- **TASK TO COMPLETE**
Take each line in the entries below that holds "adjustment" and show it.
*** TASK DATA ***
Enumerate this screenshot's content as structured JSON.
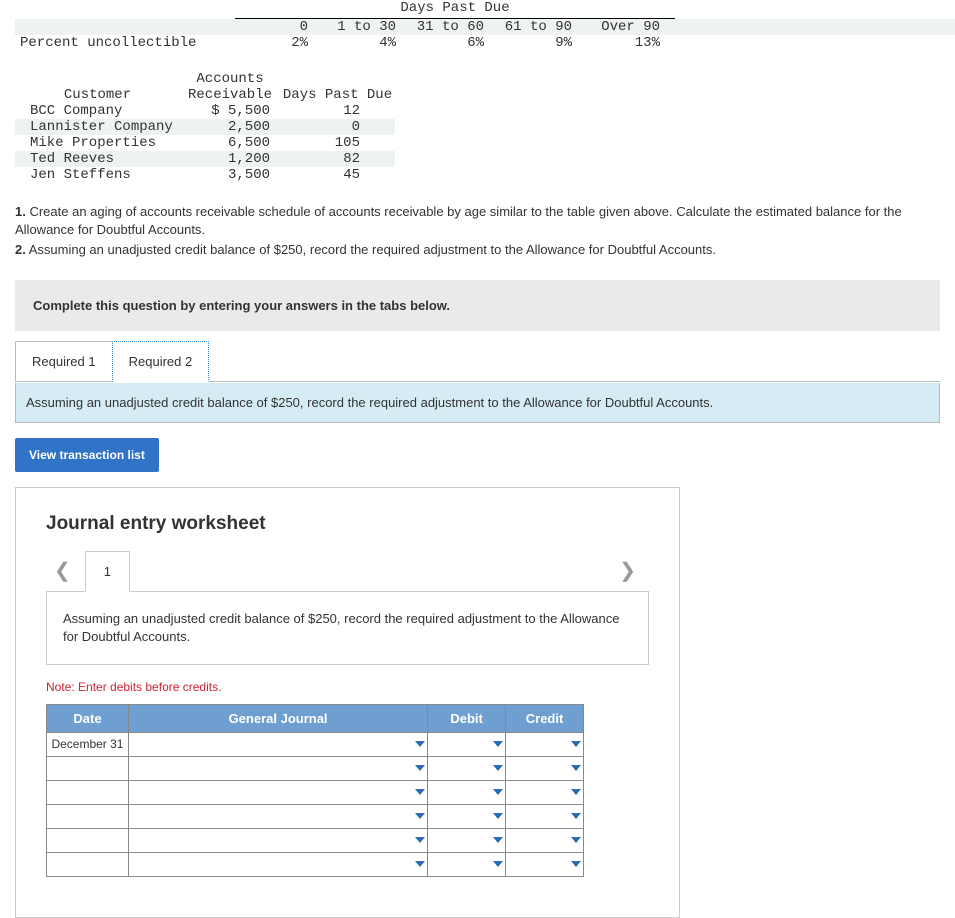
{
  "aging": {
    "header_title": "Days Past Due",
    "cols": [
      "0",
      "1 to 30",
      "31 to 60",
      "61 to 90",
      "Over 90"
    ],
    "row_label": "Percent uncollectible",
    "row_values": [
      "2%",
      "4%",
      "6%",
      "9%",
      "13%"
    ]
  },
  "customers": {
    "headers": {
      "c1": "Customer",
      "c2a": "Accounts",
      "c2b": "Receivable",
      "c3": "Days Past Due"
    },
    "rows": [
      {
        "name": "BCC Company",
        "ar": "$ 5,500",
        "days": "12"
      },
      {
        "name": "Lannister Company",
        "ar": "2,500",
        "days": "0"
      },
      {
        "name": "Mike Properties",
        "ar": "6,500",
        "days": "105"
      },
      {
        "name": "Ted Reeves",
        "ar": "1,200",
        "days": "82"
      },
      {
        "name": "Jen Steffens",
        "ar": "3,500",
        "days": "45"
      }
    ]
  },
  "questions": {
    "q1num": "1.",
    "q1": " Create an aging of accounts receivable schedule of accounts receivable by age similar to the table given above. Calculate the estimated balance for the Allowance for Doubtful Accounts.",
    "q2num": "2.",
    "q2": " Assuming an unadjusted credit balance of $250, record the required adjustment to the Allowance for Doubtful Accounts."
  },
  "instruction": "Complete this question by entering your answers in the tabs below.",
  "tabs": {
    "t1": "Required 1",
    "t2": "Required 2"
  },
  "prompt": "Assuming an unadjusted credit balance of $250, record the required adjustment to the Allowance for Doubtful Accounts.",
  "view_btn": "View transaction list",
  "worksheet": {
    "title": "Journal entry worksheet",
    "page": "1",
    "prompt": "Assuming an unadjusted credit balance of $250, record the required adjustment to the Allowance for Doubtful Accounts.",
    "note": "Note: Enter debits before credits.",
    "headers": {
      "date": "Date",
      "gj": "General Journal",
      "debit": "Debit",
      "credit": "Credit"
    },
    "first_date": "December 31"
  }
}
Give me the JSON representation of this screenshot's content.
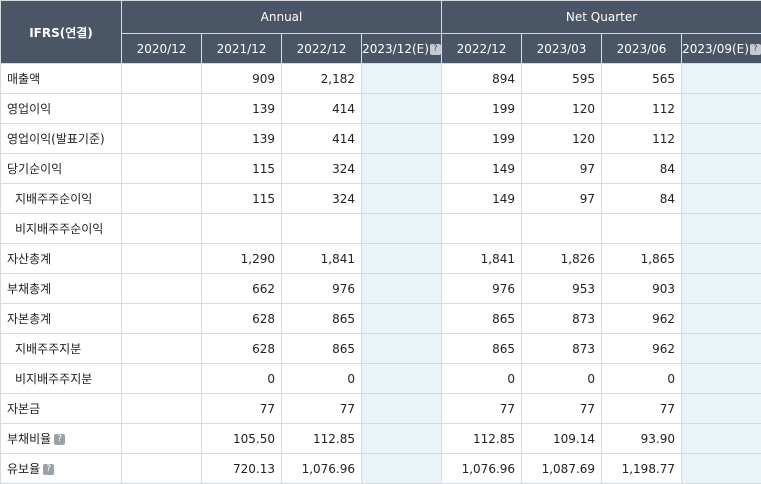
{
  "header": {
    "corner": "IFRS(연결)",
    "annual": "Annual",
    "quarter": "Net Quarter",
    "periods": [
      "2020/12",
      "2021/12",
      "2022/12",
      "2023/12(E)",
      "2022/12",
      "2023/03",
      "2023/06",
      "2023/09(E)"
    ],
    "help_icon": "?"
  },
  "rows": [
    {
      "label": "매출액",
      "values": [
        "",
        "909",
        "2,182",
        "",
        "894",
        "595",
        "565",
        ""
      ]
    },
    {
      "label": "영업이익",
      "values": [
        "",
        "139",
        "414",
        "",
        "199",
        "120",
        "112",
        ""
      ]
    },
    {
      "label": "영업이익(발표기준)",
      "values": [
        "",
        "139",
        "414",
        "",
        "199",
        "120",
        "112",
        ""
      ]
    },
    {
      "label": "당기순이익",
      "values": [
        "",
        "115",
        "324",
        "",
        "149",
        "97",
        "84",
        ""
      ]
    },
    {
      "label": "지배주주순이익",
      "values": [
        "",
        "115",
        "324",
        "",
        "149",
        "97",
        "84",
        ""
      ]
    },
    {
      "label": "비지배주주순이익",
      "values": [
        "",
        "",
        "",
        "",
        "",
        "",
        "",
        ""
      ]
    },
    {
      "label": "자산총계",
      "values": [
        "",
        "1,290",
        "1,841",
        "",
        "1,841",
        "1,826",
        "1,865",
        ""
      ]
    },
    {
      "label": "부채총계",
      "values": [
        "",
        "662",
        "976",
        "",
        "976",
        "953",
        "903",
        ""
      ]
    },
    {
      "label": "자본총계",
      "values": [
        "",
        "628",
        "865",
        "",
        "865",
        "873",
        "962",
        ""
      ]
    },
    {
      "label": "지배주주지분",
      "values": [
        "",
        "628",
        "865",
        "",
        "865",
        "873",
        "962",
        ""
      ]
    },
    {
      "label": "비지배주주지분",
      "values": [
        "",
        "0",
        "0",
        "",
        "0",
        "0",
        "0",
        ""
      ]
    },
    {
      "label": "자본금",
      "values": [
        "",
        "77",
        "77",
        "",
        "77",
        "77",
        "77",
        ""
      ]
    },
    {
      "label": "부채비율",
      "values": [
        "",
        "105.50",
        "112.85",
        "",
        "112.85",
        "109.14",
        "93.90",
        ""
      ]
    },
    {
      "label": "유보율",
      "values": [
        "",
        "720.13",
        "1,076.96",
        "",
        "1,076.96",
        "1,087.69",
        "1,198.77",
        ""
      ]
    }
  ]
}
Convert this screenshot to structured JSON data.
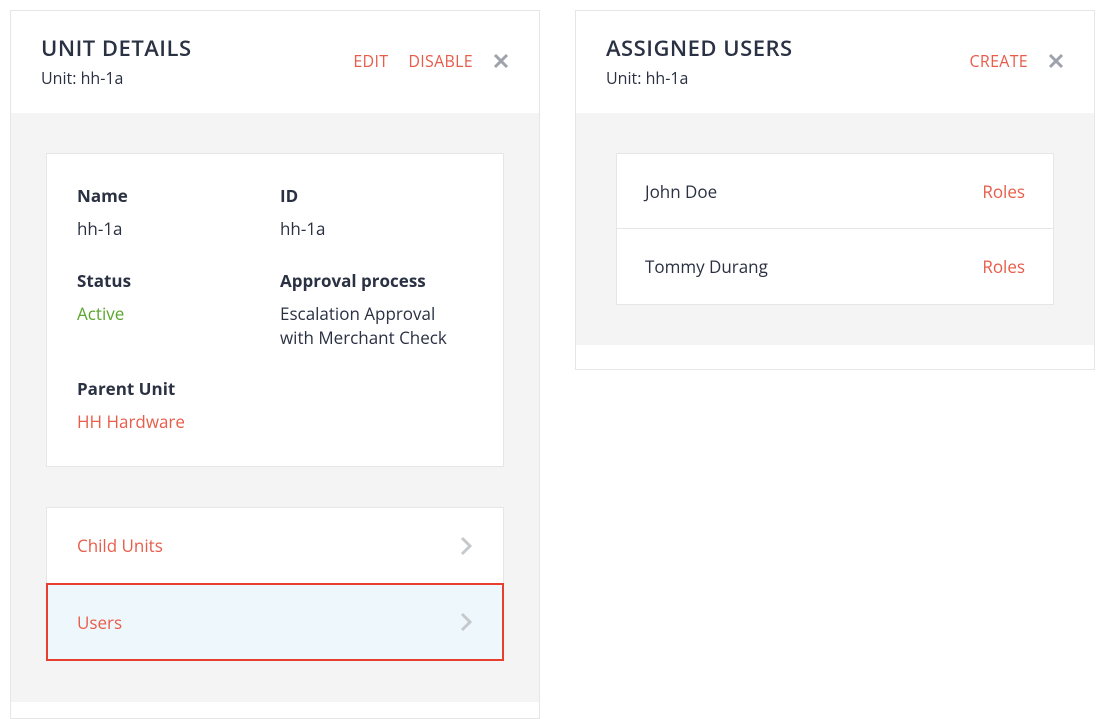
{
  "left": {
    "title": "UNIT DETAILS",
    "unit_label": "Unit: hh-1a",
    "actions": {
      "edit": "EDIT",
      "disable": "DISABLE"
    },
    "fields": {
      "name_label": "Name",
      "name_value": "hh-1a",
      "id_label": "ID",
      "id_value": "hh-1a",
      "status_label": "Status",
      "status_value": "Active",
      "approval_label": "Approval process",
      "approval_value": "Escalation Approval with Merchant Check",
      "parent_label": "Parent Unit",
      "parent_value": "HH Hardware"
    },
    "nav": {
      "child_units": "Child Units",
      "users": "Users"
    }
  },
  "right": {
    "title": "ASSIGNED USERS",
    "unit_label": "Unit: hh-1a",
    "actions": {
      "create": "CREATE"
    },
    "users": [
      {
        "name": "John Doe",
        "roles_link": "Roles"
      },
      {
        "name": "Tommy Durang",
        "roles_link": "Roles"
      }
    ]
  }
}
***
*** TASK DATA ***
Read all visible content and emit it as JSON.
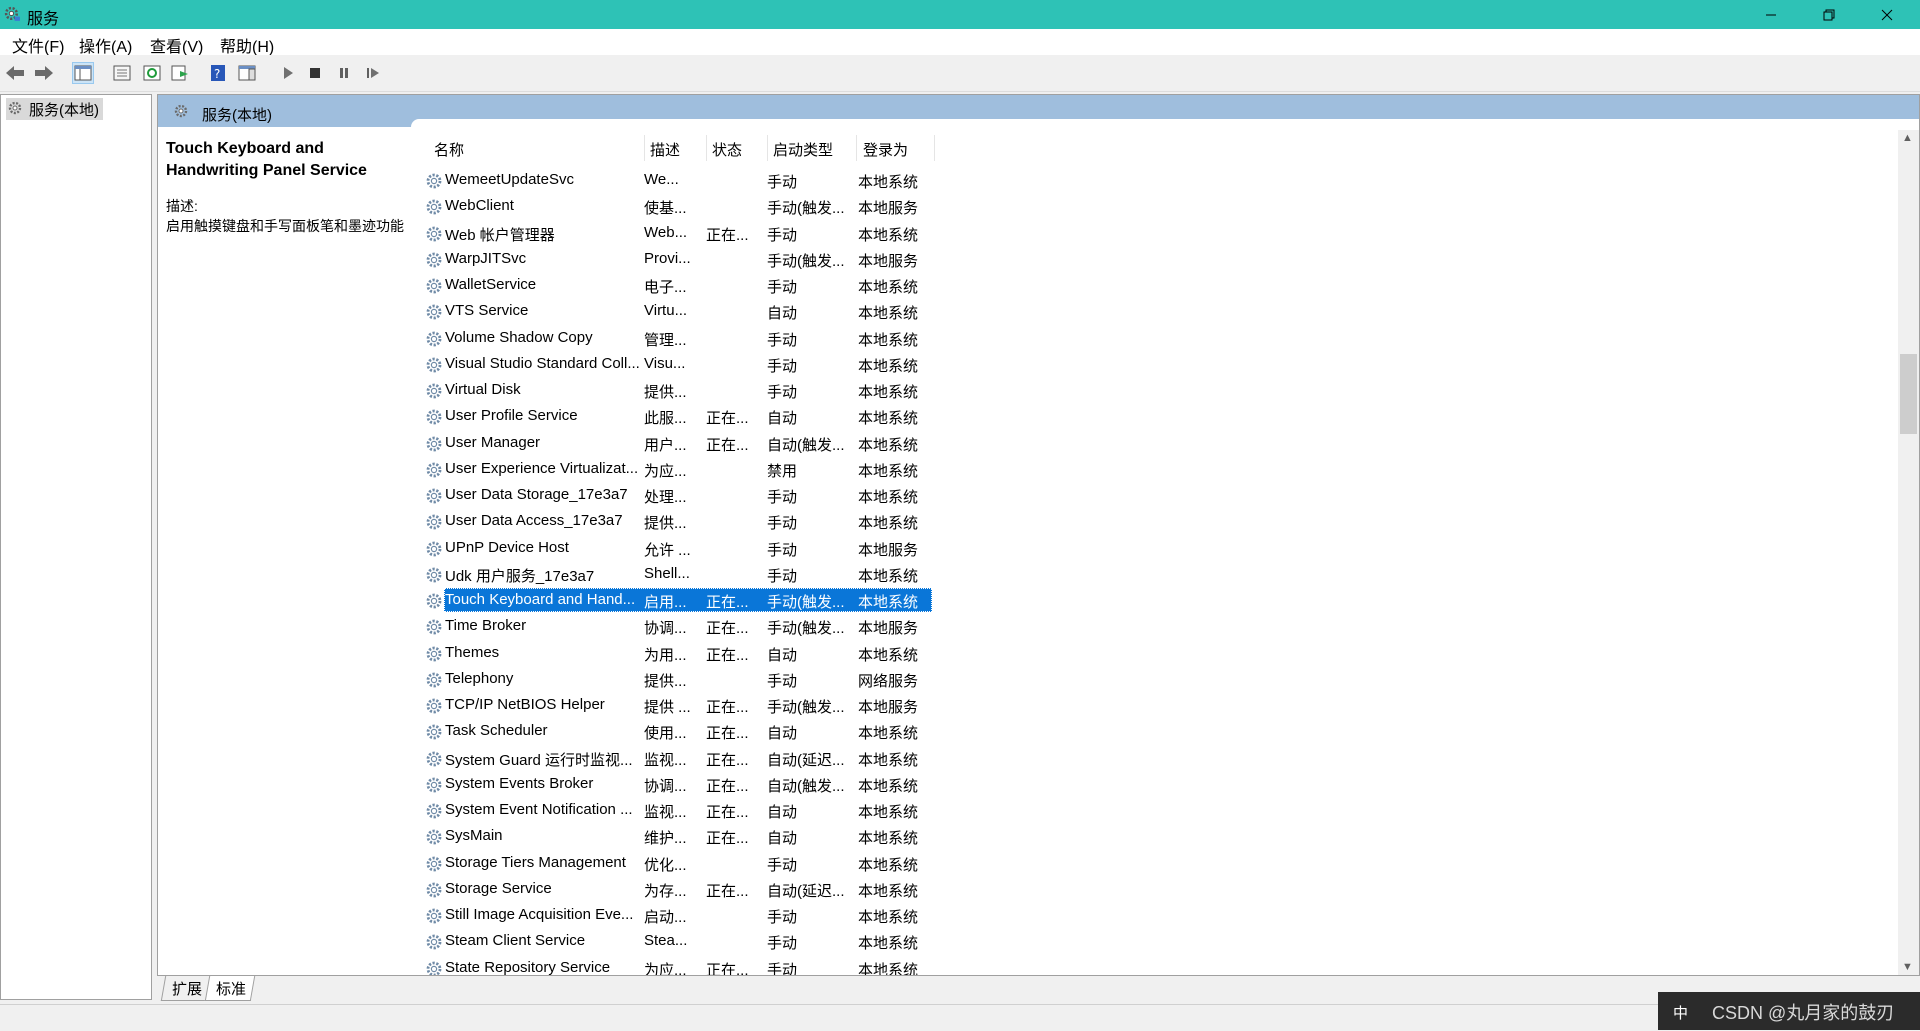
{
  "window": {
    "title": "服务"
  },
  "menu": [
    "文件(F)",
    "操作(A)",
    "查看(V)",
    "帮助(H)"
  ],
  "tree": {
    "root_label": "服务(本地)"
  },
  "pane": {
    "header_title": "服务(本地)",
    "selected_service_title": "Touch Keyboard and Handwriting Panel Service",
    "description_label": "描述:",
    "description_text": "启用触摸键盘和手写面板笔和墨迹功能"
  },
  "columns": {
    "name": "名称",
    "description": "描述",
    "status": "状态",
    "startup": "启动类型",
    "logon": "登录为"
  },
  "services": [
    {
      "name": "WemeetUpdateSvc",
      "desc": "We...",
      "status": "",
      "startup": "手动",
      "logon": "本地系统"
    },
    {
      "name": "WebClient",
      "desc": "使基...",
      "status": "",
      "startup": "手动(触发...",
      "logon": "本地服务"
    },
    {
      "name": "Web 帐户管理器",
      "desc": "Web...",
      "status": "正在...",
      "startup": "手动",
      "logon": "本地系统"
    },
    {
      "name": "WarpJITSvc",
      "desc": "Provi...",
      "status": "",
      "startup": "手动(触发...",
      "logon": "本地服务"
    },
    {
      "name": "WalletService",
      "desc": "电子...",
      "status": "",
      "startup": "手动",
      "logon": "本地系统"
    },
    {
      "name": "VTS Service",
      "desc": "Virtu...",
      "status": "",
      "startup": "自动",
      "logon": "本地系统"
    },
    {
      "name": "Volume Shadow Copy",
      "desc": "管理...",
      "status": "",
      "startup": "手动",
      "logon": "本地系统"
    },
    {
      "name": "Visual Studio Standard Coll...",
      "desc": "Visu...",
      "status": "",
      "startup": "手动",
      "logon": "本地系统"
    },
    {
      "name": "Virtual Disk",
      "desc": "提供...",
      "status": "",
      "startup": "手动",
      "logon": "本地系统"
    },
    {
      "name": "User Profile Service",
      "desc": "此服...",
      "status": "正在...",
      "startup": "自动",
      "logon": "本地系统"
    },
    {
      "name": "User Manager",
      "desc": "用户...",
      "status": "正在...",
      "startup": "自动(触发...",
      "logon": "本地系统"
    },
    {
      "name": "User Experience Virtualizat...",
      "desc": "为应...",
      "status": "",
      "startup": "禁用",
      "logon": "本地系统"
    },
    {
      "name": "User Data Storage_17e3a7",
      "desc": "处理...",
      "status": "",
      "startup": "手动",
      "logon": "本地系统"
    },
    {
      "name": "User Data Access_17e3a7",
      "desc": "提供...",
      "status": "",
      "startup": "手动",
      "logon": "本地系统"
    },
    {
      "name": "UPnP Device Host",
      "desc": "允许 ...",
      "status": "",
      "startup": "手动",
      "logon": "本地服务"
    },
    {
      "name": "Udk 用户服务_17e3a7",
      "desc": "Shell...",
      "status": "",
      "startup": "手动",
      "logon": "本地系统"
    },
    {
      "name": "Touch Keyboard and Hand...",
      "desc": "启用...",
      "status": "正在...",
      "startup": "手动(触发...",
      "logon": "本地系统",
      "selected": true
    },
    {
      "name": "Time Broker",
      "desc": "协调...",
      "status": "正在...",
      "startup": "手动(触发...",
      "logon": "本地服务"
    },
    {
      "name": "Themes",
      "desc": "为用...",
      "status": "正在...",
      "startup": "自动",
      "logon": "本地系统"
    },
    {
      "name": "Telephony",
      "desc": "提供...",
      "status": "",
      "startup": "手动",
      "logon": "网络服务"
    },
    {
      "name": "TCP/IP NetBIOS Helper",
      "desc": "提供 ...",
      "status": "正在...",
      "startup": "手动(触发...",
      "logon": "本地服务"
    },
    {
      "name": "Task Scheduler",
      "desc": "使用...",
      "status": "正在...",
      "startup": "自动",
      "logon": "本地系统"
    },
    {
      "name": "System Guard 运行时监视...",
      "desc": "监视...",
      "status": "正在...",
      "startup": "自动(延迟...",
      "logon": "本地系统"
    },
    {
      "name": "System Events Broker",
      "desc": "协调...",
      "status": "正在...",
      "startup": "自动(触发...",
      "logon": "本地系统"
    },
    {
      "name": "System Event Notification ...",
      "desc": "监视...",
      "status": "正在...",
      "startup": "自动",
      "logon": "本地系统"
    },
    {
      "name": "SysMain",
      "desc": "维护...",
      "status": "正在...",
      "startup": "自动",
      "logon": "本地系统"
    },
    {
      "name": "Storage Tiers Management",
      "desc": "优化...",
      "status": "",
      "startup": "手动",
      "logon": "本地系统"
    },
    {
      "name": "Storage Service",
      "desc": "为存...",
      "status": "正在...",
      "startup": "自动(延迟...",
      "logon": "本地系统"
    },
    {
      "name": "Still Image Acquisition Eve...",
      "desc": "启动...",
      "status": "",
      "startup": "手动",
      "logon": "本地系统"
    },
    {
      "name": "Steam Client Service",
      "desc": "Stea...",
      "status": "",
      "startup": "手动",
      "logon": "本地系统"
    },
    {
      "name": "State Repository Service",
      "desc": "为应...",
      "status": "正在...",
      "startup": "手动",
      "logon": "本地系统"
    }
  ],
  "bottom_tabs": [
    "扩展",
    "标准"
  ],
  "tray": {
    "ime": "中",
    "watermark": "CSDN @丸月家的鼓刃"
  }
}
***
- **RESPONSE**
    "q2": " Assuming an unadjusted credit balance of $250, record the required adjustment to the Allowance for Doubtful Accounts."
  "prompt": "Assuming an unadjusted credit balance of $250, record the required adjustment to the Allowance for Doubtful Accounts.",
    "prompt": "Assuming an unadjusted credit balance of $250, record the required adjustment to the Allowance for Doubtful Accounts.",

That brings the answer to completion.